Oct. 22, 2014
By Vesna Brajkovic
In the depths of the Roseman Building there’s a school within a school, catering to a set of students who bring a new meaning to the word ‘nontraditional.’
The UW-Whitewater Children’s Center is am accredited year-round school and care center for children three months to six years old.
The center is part of Student Affairs so the staff’s “first priority is serving student families,” Interim Director Erica Scheep said.
Because of this, the rates for student-parents utilizing the services are reduced.
Rates vary depending on the ages of the children and the frequency in which they need to be at the center, but student rates are, on average, around $10 cheaper than those of faculty, staff and community rates.
The student and faculty and staff families make up around 80 percent of the total population of the center, which has an open-door policy for parents.
Although the children’s center is nestled in the center of a University, almost invisible to the hurried students passing by on their way to class, the staff there takes advantage of its place on campus, according to Scheep.
“It’s wonderful,” Scheep said. “It provides so many opportunities for the children to be part of a community. They have classroom community, and they can branch out to the center-wide community they’re a part of – we do collaborations between classrooms and things – and beyond that we have all these wonderful resources in the campus community that we utilize.”
The center has built many partnerships across campus including working with the gymnastics program, Intensive English Institute, undergraduate research projects, America Reads volunteers, Spanish classes for volunteer hours and most intensively with the College of Education.
“[Being on campus] provides for a lot of different opportunities that we wouldn’t have had otherwise,” Scheep said. “We love partnering with all the different groups and ultimately providing unique experiences for our children.”
The College of Education uses the center as a “laboratory school” or a place where student studying to become teachers can apply what they’ve learned through their college career.
“It’s very beneficial for us to have teaching assistants who have specific training in the area of early childhood,” Scheep said. “It’s a huge benefit to have them working here with our children.”
Specifically in the Early Childhood and Development program, when the students complete their certification they are able to teach regular and special education from birth to age eight. This program includes a number of field experiences they must go complete.
The UW-W Children’s Center provides a convenient place for students to get that experience, senior teaching assistant and Early Childhood Education major Maija Whitegon said.
“I liked that it was close so that I could work between classes if I wanted to,” Whitegon said. “I could be getting as much experience as I could while in school.”
The children’s center employs around 70 student teaching assistants, according to Scheep.
The children also go on trips and mini-field trips through different parts of the campus.
“I know when we do walks on campus, all the [university] students like seeing the little kids because they don’t always get that chance,” Whitegon said. “And the kids are always really interested in what’s going on around them; they love it.”

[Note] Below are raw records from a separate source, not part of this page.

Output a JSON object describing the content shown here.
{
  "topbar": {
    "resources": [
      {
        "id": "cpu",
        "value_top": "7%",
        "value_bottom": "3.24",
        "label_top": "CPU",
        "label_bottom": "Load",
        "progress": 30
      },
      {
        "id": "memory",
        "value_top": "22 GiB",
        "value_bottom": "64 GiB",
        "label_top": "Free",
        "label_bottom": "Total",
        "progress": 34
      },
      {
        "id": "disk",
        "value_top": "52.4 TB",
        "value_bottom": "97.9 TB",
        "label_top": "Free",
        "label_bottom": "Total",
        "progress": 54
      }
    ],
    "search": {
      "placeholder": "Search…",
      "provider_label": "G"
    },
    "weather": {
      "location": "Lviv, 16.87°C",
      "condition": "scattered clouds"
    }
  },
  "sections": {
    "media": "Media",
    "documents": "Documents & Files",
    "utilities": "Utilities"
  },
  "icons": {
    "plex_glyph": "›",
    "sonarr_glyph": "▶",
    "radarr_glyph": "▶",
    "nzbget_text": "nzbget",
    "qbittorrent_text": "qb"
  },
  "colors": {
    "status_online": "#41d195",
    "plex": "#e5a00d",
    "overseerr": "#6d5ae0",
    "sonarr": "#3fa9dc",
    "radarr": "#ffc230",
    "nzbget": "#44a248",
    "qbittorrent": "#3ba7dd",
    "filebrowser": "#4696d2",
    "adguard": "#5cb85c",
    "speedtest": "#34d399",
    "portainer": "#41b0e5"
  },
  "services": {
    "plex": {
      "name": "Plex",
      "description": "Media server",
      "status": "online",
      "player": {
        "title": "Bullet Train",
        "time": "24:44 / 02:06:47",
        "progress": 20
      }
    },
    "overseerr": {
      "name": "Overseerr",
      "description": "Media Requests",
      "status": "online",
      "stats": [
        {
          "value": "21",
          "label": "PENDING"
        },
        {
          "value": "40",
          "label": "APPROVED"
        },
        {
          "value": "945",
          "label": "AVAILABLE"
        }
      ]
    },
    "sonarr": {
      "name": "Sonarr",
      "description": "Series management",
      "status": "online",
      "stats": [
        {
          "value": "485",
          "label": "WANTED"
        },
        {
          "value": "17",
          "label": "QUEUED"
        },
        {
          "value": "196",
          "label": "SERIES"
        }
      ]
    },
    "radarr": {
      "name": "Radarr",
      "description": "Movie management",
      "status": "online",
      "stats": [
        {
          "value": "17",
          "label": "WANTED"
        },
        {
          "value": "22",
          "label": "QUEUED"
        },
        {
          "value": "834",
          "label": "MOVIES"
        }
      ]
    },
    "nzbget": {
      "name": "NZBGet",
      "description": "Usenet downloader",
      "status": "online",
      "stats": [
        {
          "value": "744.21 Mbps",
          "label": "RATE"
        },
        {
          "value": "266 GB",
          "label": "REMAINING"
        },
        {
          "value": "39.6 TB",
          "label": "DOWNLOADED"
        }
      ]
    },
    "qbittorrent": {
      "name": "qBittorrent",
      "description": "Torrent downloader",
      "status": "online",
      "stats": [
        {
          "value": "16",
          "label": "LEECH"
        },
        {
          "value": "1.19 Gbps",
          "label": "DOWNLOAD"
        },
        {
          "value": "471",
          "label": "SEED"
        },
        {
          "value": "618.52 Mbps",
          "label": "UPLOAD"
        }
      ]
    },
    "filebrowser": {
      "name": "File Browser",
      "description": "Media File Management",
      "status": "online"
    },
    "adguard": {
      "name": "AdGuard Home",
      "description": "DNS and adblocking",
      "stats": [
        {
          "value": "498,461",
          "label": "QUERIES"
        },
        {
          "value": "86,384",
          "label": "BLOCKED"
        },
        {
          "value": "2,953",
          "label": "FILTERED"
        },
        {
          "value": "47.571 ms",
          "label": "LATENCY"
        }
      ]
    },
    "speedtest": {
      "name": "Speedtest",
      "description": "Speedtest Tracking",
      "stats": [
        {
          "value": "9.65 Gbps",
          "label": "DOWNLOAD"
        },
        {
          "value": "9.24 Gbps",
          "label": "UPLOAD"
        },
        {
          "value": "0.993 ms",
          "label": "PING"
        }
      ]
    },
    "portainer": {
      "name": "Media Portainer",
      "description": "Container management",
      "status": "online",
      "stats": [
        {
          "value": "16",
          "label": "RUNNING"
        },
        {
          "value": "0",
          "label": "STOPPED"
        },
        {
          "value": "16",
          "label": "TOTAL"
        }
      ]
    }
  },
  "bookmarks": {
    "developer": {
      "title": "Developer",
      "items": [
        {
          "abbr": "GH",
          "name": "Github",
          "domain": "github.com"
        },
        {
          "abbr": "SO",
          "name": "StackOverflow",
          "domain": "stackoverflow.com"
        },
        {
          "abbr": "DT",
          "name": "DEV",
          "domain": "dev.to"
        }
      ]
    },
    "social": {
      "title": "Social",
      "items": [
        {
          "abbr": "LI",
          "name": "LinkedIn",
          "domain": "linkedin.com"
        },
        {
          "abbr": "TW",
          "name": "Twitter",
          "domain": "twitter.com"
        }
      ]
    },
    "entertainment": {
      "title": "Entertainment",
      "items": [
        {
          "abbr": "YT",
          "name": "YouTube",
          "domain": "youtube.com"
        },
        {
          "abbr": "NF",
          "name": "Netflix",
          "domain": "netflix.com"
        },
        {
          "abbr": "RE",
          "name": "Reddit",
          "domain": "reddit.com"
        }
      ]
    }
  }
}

Perhaps the most visual aspect of the center is the outdoor play space located in a fenced-in space between Roseman and the University Center.
A few years ago the play space made a switch from a typical playground to a more natural space, which included built-in hills, a sand area and large, loose pieces of branches and logs. These all serve to ignite imagination.
“There was a big shift in our thinking of the outdoor space,” Scheep said. “Before it was more of a playground atmosphere – what you might think of as traditional recess – but what we know about very young children is that the outdoor space in nature provides almost like another classroom for those children. That was the shift, to take down the old playground equipment and create a more natural space.”
The outdoor time is an important part of the learning process, according to Scheep.
“We strongly believe their play is their work, and they’re learning through play,” Scheep said. “We are very much a play-based center.”
Scheep said that the center is “always looking for extra hands.” Students interested in volunteering can fill out an application at www.uww.edu/childrenscenter/electronic-application.
Volunteers must participate in a training program prior to starting in the classrooms, but there are different levels of volunteers/visitors.
The minimum level is putting in less than 15 hours total and doesn’t participate in the full training, with little interaction with the children and are not counted in the mandatory teacher to children ratio.
The next level of volunteers must participate in all the same training that teaching assistants do and are counted in the ratio.
The ratio is according to the National Association of Young Children (NAYEC) standard, which states that infants and toddlers have a maximum group size of eight children, with one teacher for every three children. As the children get older there are more children per teacher allowed.
Achieving the NAYEC standard is more difficult than state licensing because ratios of teachers to children must be lower and teachers must have a higher education level.
Scheep said they always follow this standard, and many times have more staff than that requirement.
The center has been accredited by NAYEC since 1991, is licensed by the Department of Children and Families Division of Early Care, the Education Bureau of Early Care and Regulation and is a five star program under Young Star, according to the Children’s Center website.
For more information, including specific rates and volunteer applications, visit: www.uww.edu/childrenscenter